B represent real physical systems, but intermediate states with a » unequal

to either zero or one are arti¬cial constructs. The dependence on » is not

prescribed; it can be a simple linear relation like

V (») = (1 ’ »)VA + »VB , (7.36)

or have a complex non-linear form.
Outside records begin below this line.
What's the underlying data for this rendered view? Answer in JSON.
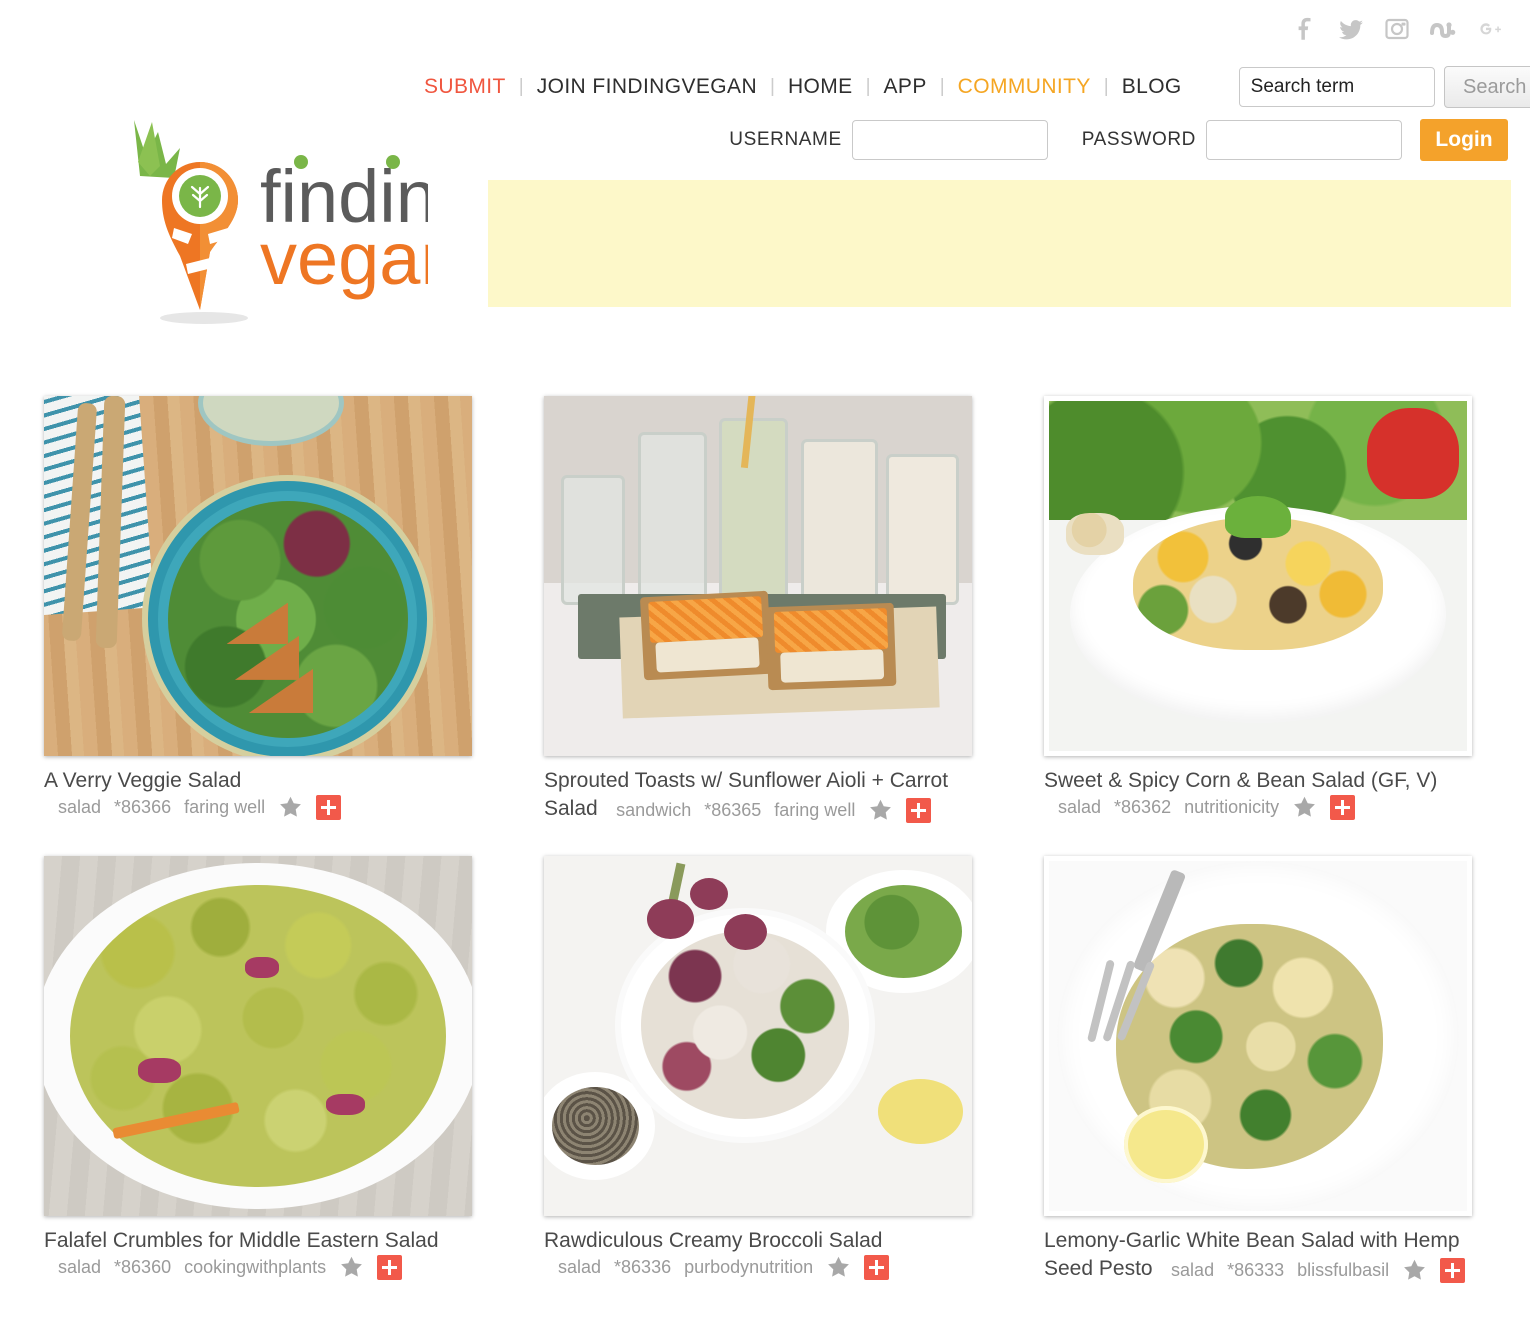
{
  "site": {
    "logo_word_1": "finding",
    "logo_word_2": "vegan",
    "brand_orange": "#ee7623",
    "brand_green": "#7ab648",
    "accent_red": "#f0563f",
    "accent_orange": "#f5a623",
    "plus_color": "#f2594a",
    "ad_banner_color": "#fdf8c9"
  },
  "social": [
    {
      "name": "facebook-icon",
      "label": "Facebook"
    },
    {
      "name": "twitter-icon",
      "label": "Twitter"
    },
    {
      "name": "instagram-icon",
      "label": "Instagram"
    },
    {
      "name": "stumbleupon-icon",
      "label": "StumbleUpon"
    },
    {
      "name": "googleplus-icon",
      "label": "Google Plus"
    }
  ],
  "nav": {
    "items": [
      {
        "label": "SUBMIT",
        "style": "submit"
      },
      {
        "label": "JOIN FINDINGVEGAN",
        "style": "normal"
      },
      {
        "label": "HOME",
        "style": "normal"
      },
      {
        "label": "APP",
        "style": "normal"
      },
      {
        "label": "COMMUNITY",
        "style": "community"
      },
      {
        "label": "BLOG",
        "style": "normal"
      }
    ],
    "separator": "|"
  },
  "search": {
    "value": "Search term",
    "placeholder": "Search term",
    "button_label": "Search"
  },
  "login": {
    "username_label": "USERNAME",
    "username_value": "",
    "password_label": "PASSWORD",
    "password_value": "",
    "button_label": "Login"
  },
  "cards": [
    {
      "title": "A Verry Veggie Salad",
      "category": "salad",
      "id": "*86366",
      "author": "faring well",
      "photo": "p1",
      "padded": false,
      "star": "star-icon",
      "add": "add-to-collection-button"
    },
    {
      "title": "Sprouted Toasts w/ Sunflower Aioli + Carrot Salad",
      "category": "sandwich",
      "id": "*86365",
      "author": "faring well",
      "photo": "p2",
      "padded": false,
      "star": "star-icon",
      "add": "add-to-collection-button"
    },
    {
      "title": "Sweet & Spicy Corn & Bean Salad (GF, V)",
      "category": "salad",
      "id": "*86362",
      "author": "nutritionicity",
      "photo": "p3",
      "padded": true,
      "star": "star-icon",
      "add": "add-to-collection-button"
    },
    {
      "title": "Falafel Crumbles for Middle Eastern Salad",
      "category": "salad",
      "id": "*86360",
      "author": "cookingwithplants",
      "photo": "p4",
      "padded": false,
      "star": "star-icon",
      "add": "add-to-collection-button"
    },
    {
      "title": "Rawdiculous Creamy Broccoli Salad",
      "category": "salad",
      "id": "*86336",
      "author": "purbodynutrition",
      "photo": "p5",
      "padded": false,
      "star": "star-icon",
      "add": "add-to-collection-button"
    },
    {
      "title": "Lemony-Garlic White Bean Salad with Hemp Seed Pesto",
      "category": "salad",
      "id": "*86333",
      "author": "blissfulbasil",
      "photo": "p6",
      "padded": true,
      "star": "star-icon",
      "add": "add-to-collection-button"
    }
  ]
}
The essential features are that the

potential is a continuous function of » that satis¬es (7.34) and (7.35).

Now consider the Helmholtz free energy of the system at a given value of

»:

e’βV (r,») dr .

A(») = ’kB T ln c (7.37)

It is impossible to compute this multidimensional integral from simulations.

But it is possible to compute A(» + ”») as a perturbation from an ensemble

average:4

exp[’βV (r, » + ”»)] dr

A(» + ”») ’ A(») = ’kB T ln (7.38)

exp[’βV (r, »)] dr

= ’kB T ln e’β[V (»+”»)’V (»)] . (7.39)

»

It is also possible to compute dA/d» from an ensemble average:

‚V

‚» (r, ») exp[’βV (r, »)], dr

dA ‚V

= = . (7.40)

d» ‚»

exp[’βV (r, »)], dr »

The averages must be taken over an equilibrium ensemble using V (»). Thus,

if the »-path from 0 to 1 is constructed from a number of intermediate points,

then the total ”A = AB ’ AA = A(» = 1) ’ A(» = 0) can be reconstructed

from the ensemble averages at the intermediate points. In general the most

convenient and accurate reconstruction is from the derivatives at intermedi-

ate points by integration with an appropriate numerical procedure (Press et

al., 1993), e.g., by computing a cubic spline with the given derivatives (see

4 This equation was ¬rst given by Torrie and Valleau (1974) in the context of Monte Carlo

simulations of

Lennard“Jones ¬‚uids. Pearlman and Kollman (1989a) have re¬ned windowing techniques for

thermodynamic integration.

7.4 Free energy by perturbation and integration 223

Chapter 19).5 This procedure to ¬nd di¬erences in free energies is called

thermodynamic integration. Integration can also be accomplished from a

series of perturbations, using (7.39); in that case there may be systematic

deviations if the interval is not very small and it is recommended to ap-

ply both positive and negative perturbations from each point and check the

closure.